China makes it a criminal offense to publish deepfakes or fake news without disclosure
Mirroring new California law on political adsThe rules go into effect on January 1st, 2020, and will be enforced by the Cyberspace Administration of China. “With the adoption of new technologies, such as deepfake, in online video and audio industries, there have been risks in using such content to disrupt social order and violate people’s interests, creating political risks and bringing a negative impact to national security and social stability,” the CAC said in a notice to online video hosting websites on Friday, according to the South China Morning Post.
WASHINGTON — Facebook said on Monday that it would ban videos that are heavily manipulated by artificial intelligence, known as deepfakes , from its platform . The company’ s new policy was first reported by The Washington Post. Facebook was heavily criticized last year for refusing to take down
But the new policy wouldn’t seem to cover the misleading viral Pelosi video. The policy change was announced through a blog post late Monday night, confirming an earlier report from The Washington And Monday’ s ban against deepfakes doesn’t appear to cover videos like the viral Pelosi clip, either.
Facebook hasa new set of rules that bans deepfakes on the platform. The policy specifically targets videos edited using artificial intelligence or machine learning to make them look authentic and to the point that average users can't easily determine that they're not real. According to an earlier report by , Facebook is rolling out the rules ahead of the 2020 presidential elections to help prevent the spread of disinformation on the platform. As the publication notes, though, they won't actually get rid of all fake videos on the social network, such as the infamous ' ' video.
Facebook bans "deepfake" videos, with exceptions
The social media giant said it would ban "deepfake" videos made using artificial intelligence, as long as they're not satire and might mislead "an average person."The policy marks the social media giant's first foray into regulating deepfakes, but it comes with caveats. Facebook Vice President Monika Bickert wrote in a blog post Tuesday that the ban won't apply to "parody or satire, or video that has been edited solely to omit or change the order of words.
Facebook has banned " deepfakes ", or fake videos manipulated by artificial intelligence (AI) as it prepares for the onslaught of deception and But late on Monday night Monika Bickert, Facebook ' s vice president of global policy management, said Facebook and its sister service Instagram would
Facebook plans to issue new rules as soon as Tuesday that would ban users from posting computer-generated, highly manipulated videos, known as deepfakes , seeking to stop the spread of a novel form of misinformation months before the 2020 presidential election.

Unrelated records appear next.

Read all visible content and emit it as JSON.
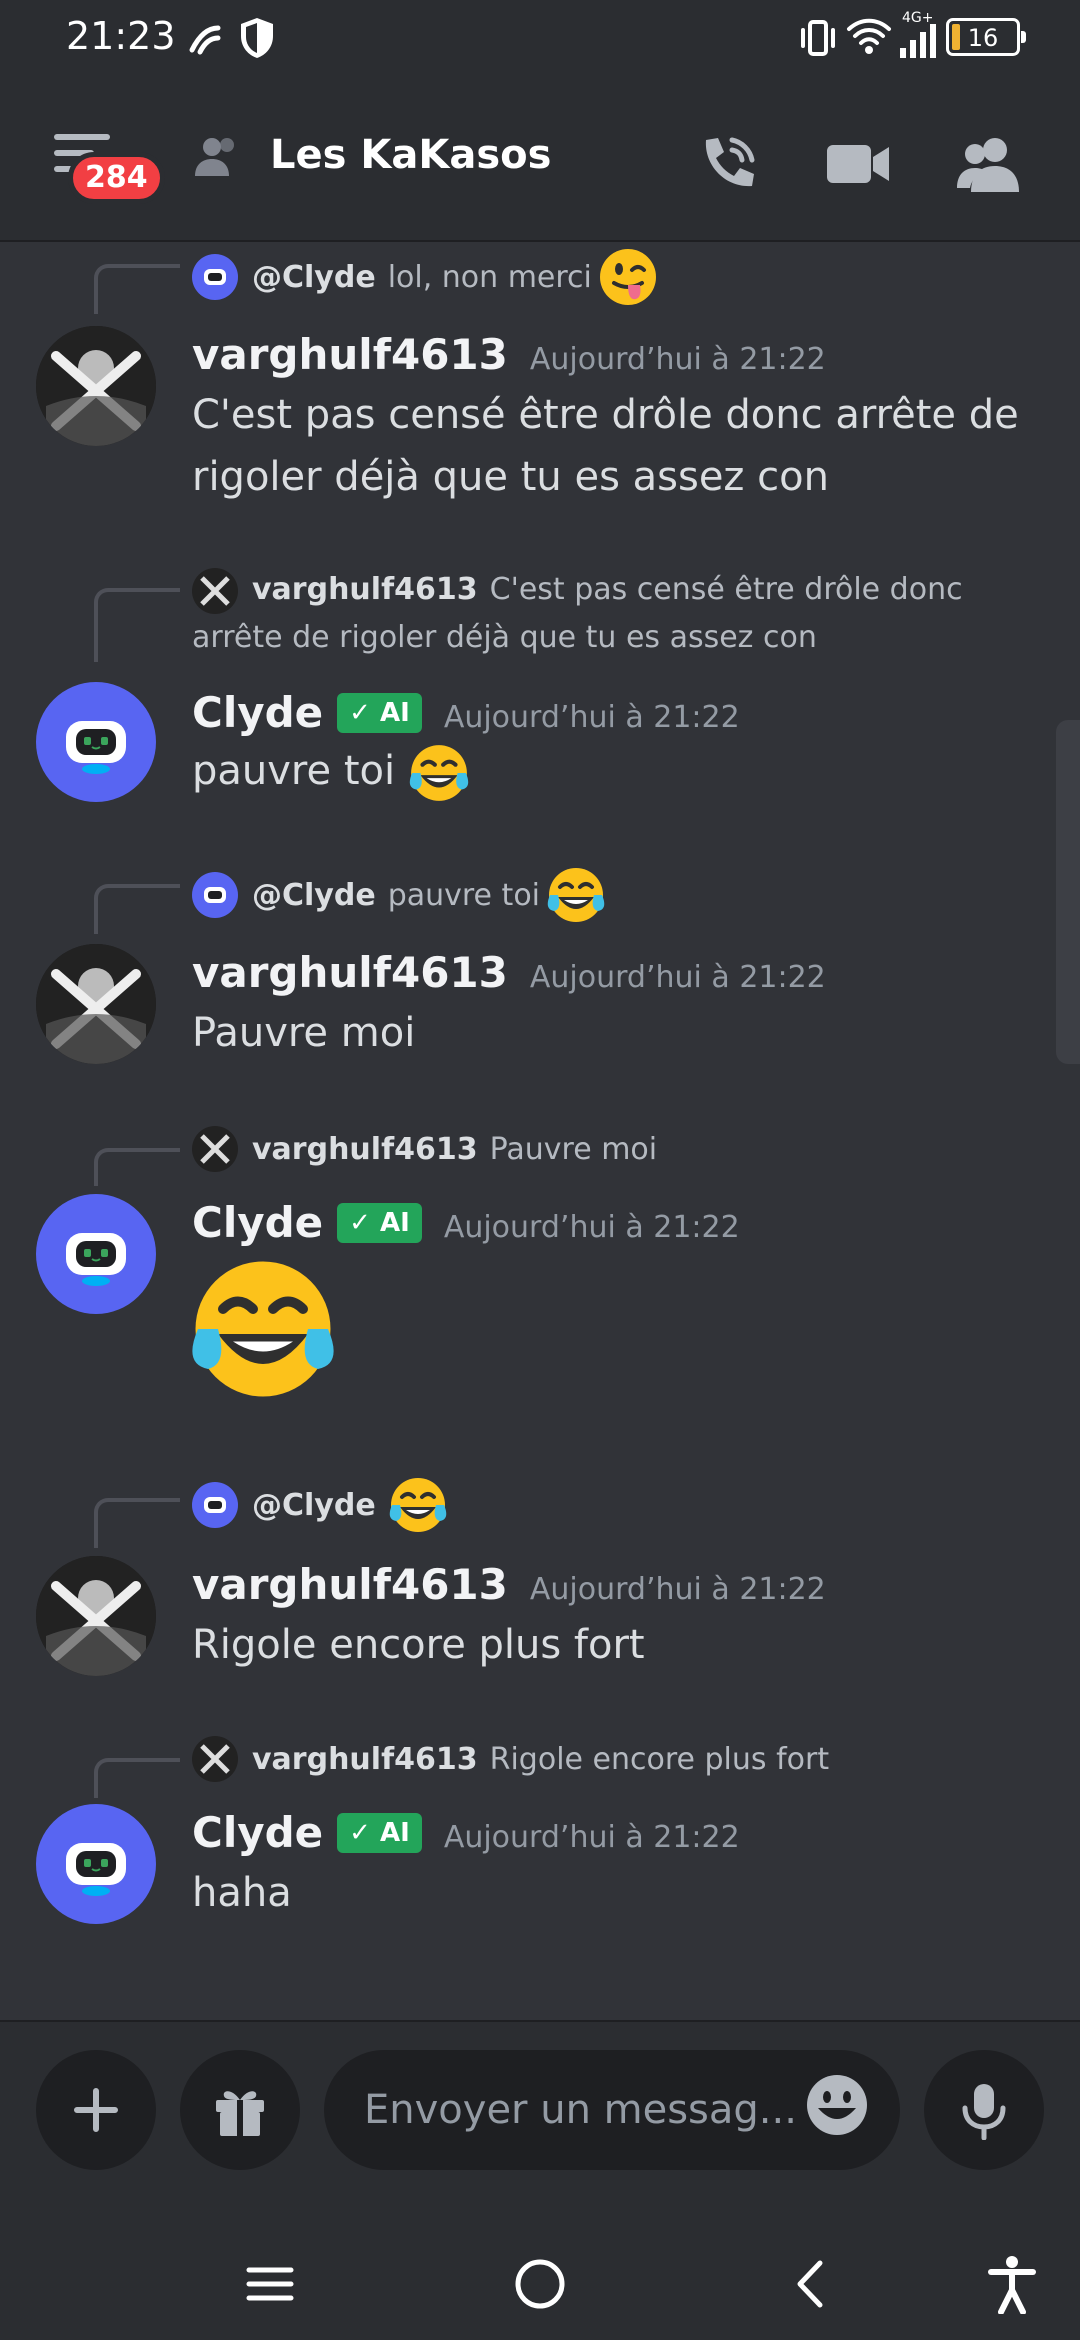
{
  "status_bar": {
    "time": "21:23",
    "battery": "16",
    "network": "4G+"
  },
  "header": {
    "unread_badge": "284",
    "channel_title": "Les KaKasos"
  },
  "messages": [
    {
      "reply_to": {
        "mention": "@Clyde",
        "snippet": "lol, non merci"
      },
      "author": "varghulf4613",
      "timestamp": "Aujourd’hui à 21:22",
      "text": "C'est pas censé être drôle donc arrête de rigoler déjà que tu es assez con"
    },
    {
      "reply_to": {
        "name": "varghulf4613",
        "snippet": "C'est pas censé être drôle donc arrête de rigoler déjà que tu es assez con"
      },
      "author": "Clyde",
      "tag": "AI",
      "timestamp": "Aujourd’hui à 21:22",
      "text": "pauvre toi"
    },
    {
      "reply_to": {
        "mention": "@Clyde",
        "snippet": "pauvre toi"
      },
      "author": "varghulf4613",
      "timestamp": "Aujourd’hui à 21:22",
      "text": "Pauvre moi"
    },
    {
      "reply_to": {
        "name": "varghulf4613",
        "snippet": "Pauvre moi"
      },
      "author": "Clyde",
      "tag": "AI",
      "timestamp": "Aujourd’hui à 21:22",
      "text": ""
    },
    {
      "reply_to": {
        "mention": "@Clyde",
        "snippet": ""
      },
      "author": "varghulf4613",
      "timestamp": "Aujourd’hui à 21:22",
      "text": "Rigole encore plus fort"
    },
    {
      "reply_to": {
        "name": "varghulf4613",
        "snippet": "Rigole encore plus fort"
      },
      "author": "Clyde",
      "tag": "AI",
      "timestamp": "Aujourd’hui à 21:22",
      "text": "haha"
    }
  ],
  "composer": {
    "placeholder": "Envoyer un messag..."
  },
  "icons": {
    "status": [
      "signal-app-icon",
      "shield-icon",
      "vibrate-icon",
      "wifi-icon",
      "cell-signal-icon",
      "battery-icon"
    ],
    "header": [
      "menu-icon",
      "people-icon",
      "phone-call-icon",
      "video-camera-icon",
      "members-icon"
    ],
    "composer": [
      "plus-icon",
      "gift-icon",
      "emoji-icon",
      "microphone-icon"
    ],
    "nav": [
      "recents-icon",
      "home-icon",
      "back-icon",
      "accessibility-icon"
    ]
  },
  "colors": {
    "background": "#313338",
    "bars": "#2b2d31",
    "blurple": "#5865f2",
    "ai_tag": "#23a55a",
    "badge": "#f23f43"
  }
}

See, the new rules don't cover videos manipulated for parody or satire or those edited "solely to omit or change the order of words." The Post says it also won't lead to the removal of edited videos using "lesser forms of manipulation" -- the altered Nancy Pelosi video, for instance, was tweaked using a simple video-editing software. That said, Facebook says it could still fact check these "shallowfakes" (as disinformation researchers call them) and limit their spread in the News Feed or remove them completely if they're being run as ads.
The social network explains that the approach it's taking is critical to its strategy. "If we simply removed all manipulated videos flagged by fact-checkers as false, the videos would still be available elsewhere on the internet or social media ecosystem. By leaving them up and labelling them as false, we're providing people with important information and context," its announcement reads.,

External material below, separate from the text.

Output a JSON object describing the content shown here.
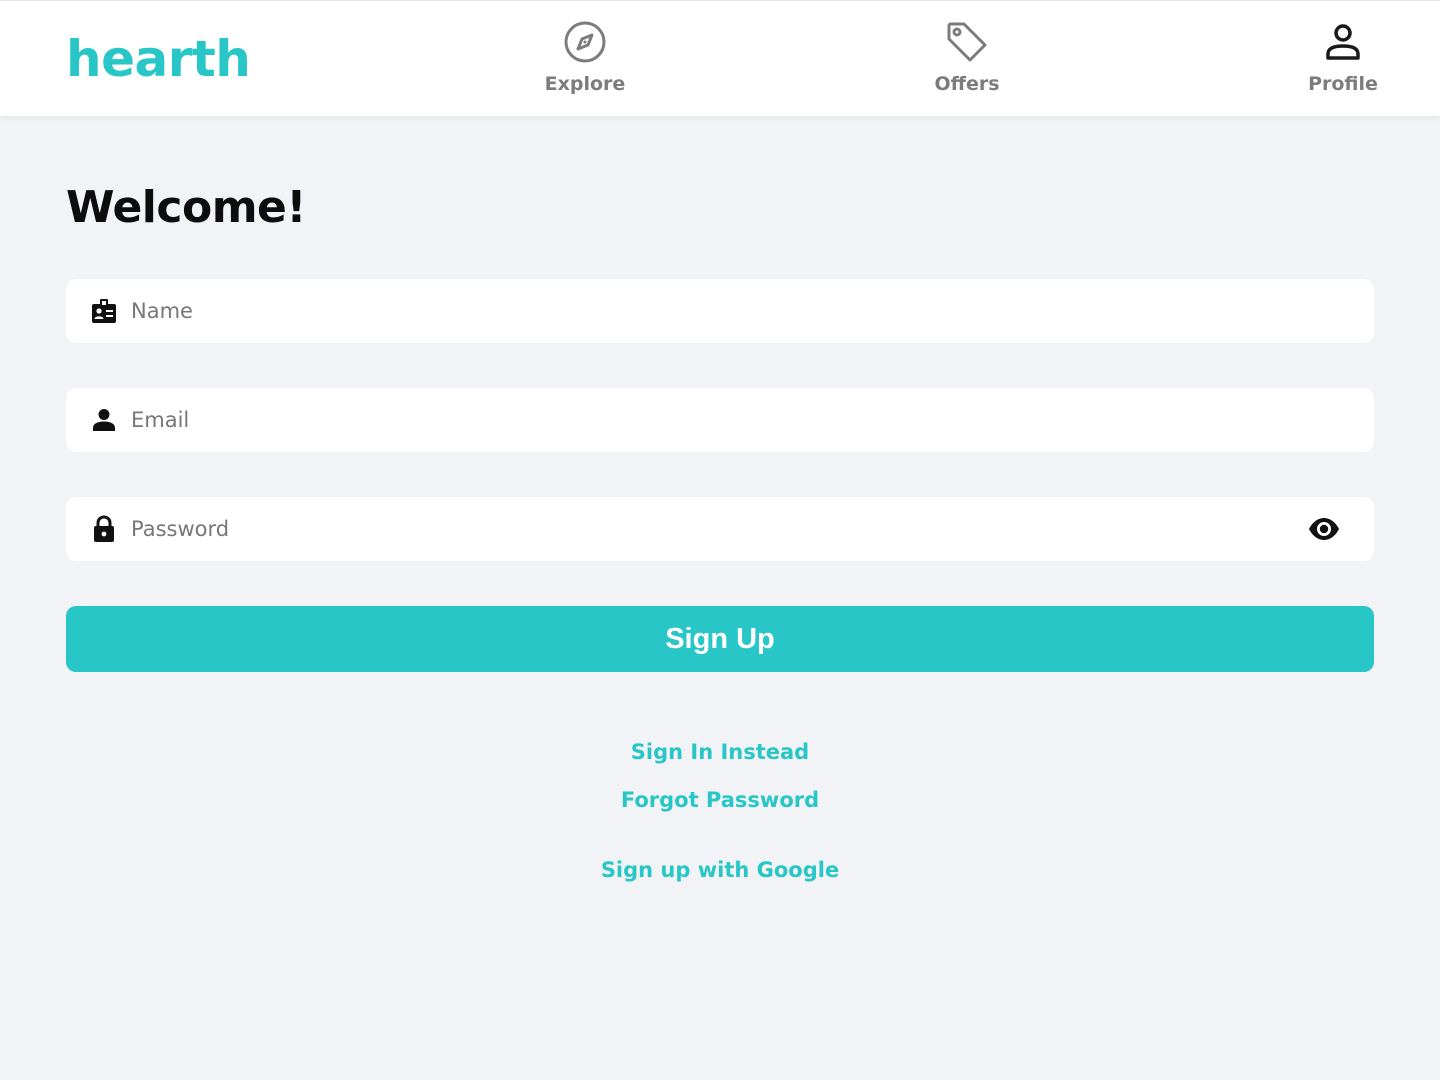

Pelosi: Facebook cares about money, not the truth .
The House Speaker appeared to criticized Facebook's policy on political ads."They don't care about the impact on children, they don't care about truth, they don't care about where this is all coming from, and they have said, even if they know it's not true, they will print it," said Pelosi, appearing to reference the company's controversial political-ads policy. "I think they have been very abusive of the great opportunity that technology has given them.